**Exercise details:** Repeat every line of the material that follows, word for word.

**Entries supplied:**
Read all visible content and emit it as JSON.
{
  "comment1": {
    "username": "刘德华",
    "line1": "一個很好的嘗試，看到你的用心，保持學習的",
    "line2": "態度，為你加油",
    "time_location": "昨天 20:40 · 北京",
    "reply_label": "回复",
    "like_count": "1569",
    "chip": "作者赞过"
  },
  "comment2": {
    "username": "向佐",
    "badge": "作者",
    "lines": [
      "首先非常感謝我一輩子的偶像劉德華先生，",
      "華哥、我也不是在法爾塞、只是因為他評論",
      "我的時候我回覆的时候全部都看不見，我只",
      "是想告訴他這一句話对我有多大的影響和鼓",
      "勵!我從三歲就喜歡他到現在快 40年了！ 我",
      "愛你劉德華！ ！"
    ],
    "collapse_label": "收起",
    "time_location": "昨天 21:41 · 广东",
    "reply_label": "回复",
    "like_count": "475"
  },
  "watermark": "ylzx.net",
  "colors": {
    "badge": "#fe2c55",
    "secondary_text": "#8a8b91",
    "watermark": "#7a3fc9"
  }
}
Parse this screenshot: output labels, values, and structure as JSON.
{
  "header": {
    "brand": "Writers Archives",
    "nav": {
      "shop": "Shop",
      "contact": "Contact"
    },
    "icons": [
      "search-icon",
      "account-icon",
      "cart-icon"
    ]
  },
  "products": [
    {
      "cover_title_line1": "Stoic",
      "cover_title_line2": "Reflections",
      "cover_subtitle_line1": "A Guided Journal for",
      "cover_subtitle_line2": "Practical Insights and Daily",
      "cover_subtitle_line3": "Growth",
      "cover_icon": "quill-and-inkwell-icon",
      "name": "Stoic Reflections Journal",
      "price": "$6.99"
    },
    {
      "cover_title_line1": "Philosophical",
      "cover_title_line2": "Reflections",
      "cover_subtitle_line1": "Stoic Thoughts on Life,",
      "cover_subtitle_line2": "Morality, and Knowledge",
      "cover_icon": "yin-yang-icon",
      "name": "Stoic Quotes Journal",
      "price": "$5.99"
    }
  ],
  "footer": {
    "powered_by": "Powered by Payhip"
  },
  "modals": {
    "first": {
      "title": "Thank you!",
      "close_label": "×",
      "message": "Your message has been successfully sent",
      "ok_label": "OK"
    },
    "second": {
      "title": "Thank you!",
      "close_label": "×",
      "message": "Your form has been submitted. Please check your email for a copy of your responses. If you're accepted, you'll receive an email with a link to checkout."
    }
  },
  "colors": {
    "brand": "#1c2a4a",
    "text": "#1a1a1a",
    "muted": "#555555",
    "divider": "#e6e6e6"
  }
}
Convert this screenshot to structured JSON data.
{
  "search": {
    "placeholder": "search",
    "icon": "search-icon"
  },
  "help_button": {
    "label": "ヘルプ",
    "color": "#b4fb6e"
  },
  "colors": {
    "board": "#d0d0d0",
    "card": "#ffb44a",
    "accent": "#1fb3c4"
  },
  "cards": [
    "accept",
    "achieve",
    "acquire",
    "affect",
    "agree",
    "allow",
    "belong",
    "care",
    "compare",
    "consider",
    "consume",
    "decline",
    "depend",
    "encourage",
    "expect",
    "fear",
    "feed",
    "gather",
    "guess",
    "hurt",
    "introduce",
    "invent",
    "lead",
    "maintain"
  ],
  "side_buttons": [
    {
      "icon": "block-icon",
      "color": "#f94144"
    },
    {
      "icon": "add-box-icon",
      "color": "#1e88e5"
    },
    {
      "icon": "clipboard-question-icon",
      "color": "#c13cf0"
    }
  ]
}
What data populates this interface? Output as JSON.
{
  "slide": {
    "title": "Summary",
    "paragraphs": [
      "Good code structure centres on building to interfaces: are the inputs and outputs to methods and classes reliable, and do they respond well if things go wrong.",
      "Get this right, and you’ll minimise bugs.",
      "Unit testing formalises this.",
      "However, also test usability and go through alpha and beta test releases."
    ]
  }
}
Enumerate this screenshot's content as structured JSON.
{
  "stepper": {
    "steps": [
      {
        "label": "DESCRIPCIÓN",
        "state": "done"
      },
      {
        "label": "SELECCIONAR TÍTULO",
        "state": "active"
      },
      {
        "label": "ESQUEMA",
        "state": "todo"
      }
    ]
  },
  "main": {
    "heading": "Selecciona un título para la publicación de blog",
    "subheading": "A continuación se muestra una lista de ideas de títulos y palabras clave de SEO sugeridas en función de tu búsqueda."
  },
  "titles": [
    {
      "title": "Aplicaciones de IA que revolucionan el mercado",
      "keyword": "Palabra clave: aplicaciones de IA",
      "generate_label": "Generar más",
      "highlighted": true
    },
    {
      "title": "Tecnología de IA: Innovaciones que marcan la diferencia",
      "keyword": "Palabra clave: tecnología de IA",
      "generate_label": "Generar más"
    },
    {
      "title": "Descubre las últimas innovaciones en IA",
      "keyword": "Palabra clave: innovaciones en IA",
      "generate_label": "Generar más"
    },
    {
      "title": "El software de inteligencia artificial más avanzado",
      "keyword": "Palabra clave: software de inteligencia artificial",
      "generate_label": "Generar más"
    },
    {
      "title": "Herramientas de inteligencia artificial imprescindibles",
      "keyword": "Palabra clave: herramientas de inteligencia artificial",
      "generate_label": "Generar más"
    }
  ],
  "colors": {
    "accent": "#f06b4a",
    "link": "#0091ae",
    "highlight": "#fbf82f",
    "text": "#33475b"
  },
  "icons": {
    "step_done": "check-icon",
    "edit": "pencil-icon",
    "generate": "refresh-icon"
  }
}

**Answer section:**
Read all visible content and emit it as JSON.
{
  "comment1": {
    "username": "刘德华",
    "line1": "一個很好的嘗試，看到你的用心，保持學習的",
    "line2": "態度，為你加油",
    "time_location": "昨天 20:40 · 北京",
    "reply_label": "回复",
    "like_count": "1569",
    "chip": "作者赞过"
  },
  "comment2": {
    "username": "向佐",
    "badge": "作者",
    "lines": [
      "首先非常感謝我一輩子的偶像劉德華先生，",
      "華哥、我也不是在法爾塞、只是因為他評論",
      "我的時候我回覆的时候全部都看不見，我只",
      "是想告訴他這一句話对我有多大的影響和鼓",
      "勵!我從三歲就喜歡他到現在快 40年了！ 我",
      "愛你劉德華！ ！"
    ],
    "collapse_label": "收起",
    "time_location": "昨天 21:41 · 广东",
    "reply_label": "回复",
    "like_count": "475"
  },
  "watermark": "ylzx.net",
  "colors": {
    "badge": "#fe2c55",
    "secondary_text": "#8a8b91",
    "watermark": "#7a3fc9"
  }
}
Parse this screenshot: output labels, values, and structure as JSON.
{
  "header": {
    "brand": "Writers Archives",
    "nav": {
      "shop": "Shop",
      "contact": "Contact"
    },
    "icons": [
      "search-icon",
      "account-icon",
      "cart-icon"
    ]
  },
  "products": [
    {
      "cover_title_line1": "Stoic",
      "cover_title_line2": "Reflections",
      "cover_subtitle_line1": "A Guided Journal for",
      "cover_subtitle_line2": "Practical Insights and Daily",
      "cover_subtitle_line3": "Growth",
      "cover_icon": "quill-and-inkwell-icon",
      "name": "Stoic Reflections Journal",
      "price": "$6.99"
    },
    {
      "cover_title_line1": "Philosophical",
      "cover_title_line2": "Reflections",
      "cover_subtitle_line1": "Stoic Thoughts on Life,",
      "cover_subtitle_line2": "Morality, and Knowledge",
      "cover_icon": "yin-yang-icon",
      "name": "Stoic Quotes Journal",
      "price": "$5.99"
    }
  ],
  "footer": {
    "powered_by": "Powered by Payhip"
  },
  "modals": {
    "first": {
      "title": "Thank you!",
      "close_label": "×",
      "message": "Your message has been successfully sent",
      "ok_label": "OK"
    },
    "second": {
      "title": "Thank you!",
      "close_label": "×",
      "message": "Your form has been submitted. Please check your email for a copy of your responses. If you're accepted, you'll receive an email with a link to checkout."
    }
  },
  "colors": {
    "brand": "#1c2a4a",
    "text": "#1a1a1a",
    "muted": "#555555",
    "divider": "#e6e6e6"
  }
}
Convert this screenshot to structured JSON data.
{
  "search": {
    "placeholder": "search",
    "icon": "search-icon"
  },
  "help_button": {
    "label": "ヘルプ",
    "color": "#b4fb6e"
  },
  "colors": {
    "board": "#d0d0d0",
    "card": "#ffb44a",
    "accent": "#1fb3c4"
  },
  "cards": [
    "accept",
    "achieve",
    "acquire",
    "affect",
    "agree",
    "allow",
    "belong",
    "care",
    "compare",
    "consider",
    "consume",
    "decline",
    "depend",
    "encourage",
    "expect",
    "fear",
    "feed",
    "gather",
    "guess",
    "hurt",
    "introduce",
    "invent",
    "lead",
    "maintain"
  ],
  "side_buttons": [
    {
      "icon": "block-icon",
      "color": "#f94144"
    },
    {
      "icon": "add-box-icon",
      "color": "#1e88e5"
    },
    {
      "icon": "clipboard-question-icon",
      "color": "#c13cf0"
    }
  ]
}
What data populates this interface? Output as JSON.
{
  "slide": {
    "title": "Summary",
    "paragraphs": [
      "Good code structure centres on building to interfaces: are the inputs and outputs to methods and classes reliable, and do they respond well if things go wrong.",
      "Get this right, and you’ll minimise bugs.",
      "Unit testing formalises this.",
      "However, also test usability and go through alpha and beta test releases."
    ]
  }
}
Enumerate this screenshot's content as structured JSON.
{
  "stepper": {
    "steps": [
      {
        "label": "DESCRIPCIÓN",
        "state": "done"
      },
      {
        "label": "SELECCIONAR TÍTULO",
        "state": "active"
      },
      {
        "label": "ESQUEMA",
        "state": "todo"
      }
    ]
  },
  "main": {
    "heading": "Selecciona un título para la publicación de blog",
    "subheading": "A continuación se muestra una lista de ideas de títulos y palabras clave de SEO sugeridas en función de tu búsqueda."
  },
  "titles": [
    {
      "title": "Aplicaciones de IA que revolucionan el mercado",
      "keyword": "Palabra clave: aplicaciones de IA",
      "generate_label": "Generar más",
      "highlighted": true
    },
    {
      "title": "Tecnología de IA: Innovaciones que marcan la diferencia",
      "keyword": "Palabra clave: tecnología de IA",
      "generate_label": "Generar más"
    },
    {
      "title": "Descubre las últimas innovaciones en IA",
      "keyword": "Palabra clave: innovaciones en IA",
      "generate_label": "Generar más"
    },
    {
      "title": "El software de inteligencia artificial más avanzado",
      "keyword": "Palabra clave: software de inteligencia artificial",
      "generate_label": "Generar más"
    },
    {
      "title": "Herramientas de inteligencia artificial imprescindibles",
      "keyword": "Palabra clave: herramientas de inteligencia artificial",
      "generate_label": "Generar más"
    }
  ],
  "colors": {
    "accent": "#f06b4a",
    "link": "#0091ae",
    "highlight": "#fbf82f",
    "text": "#33475b"
  },
  "icons": {
    "step_done": "check-icon",
    "edit": "pencil-icon",
    "generate": "refresh-icon"
  }
}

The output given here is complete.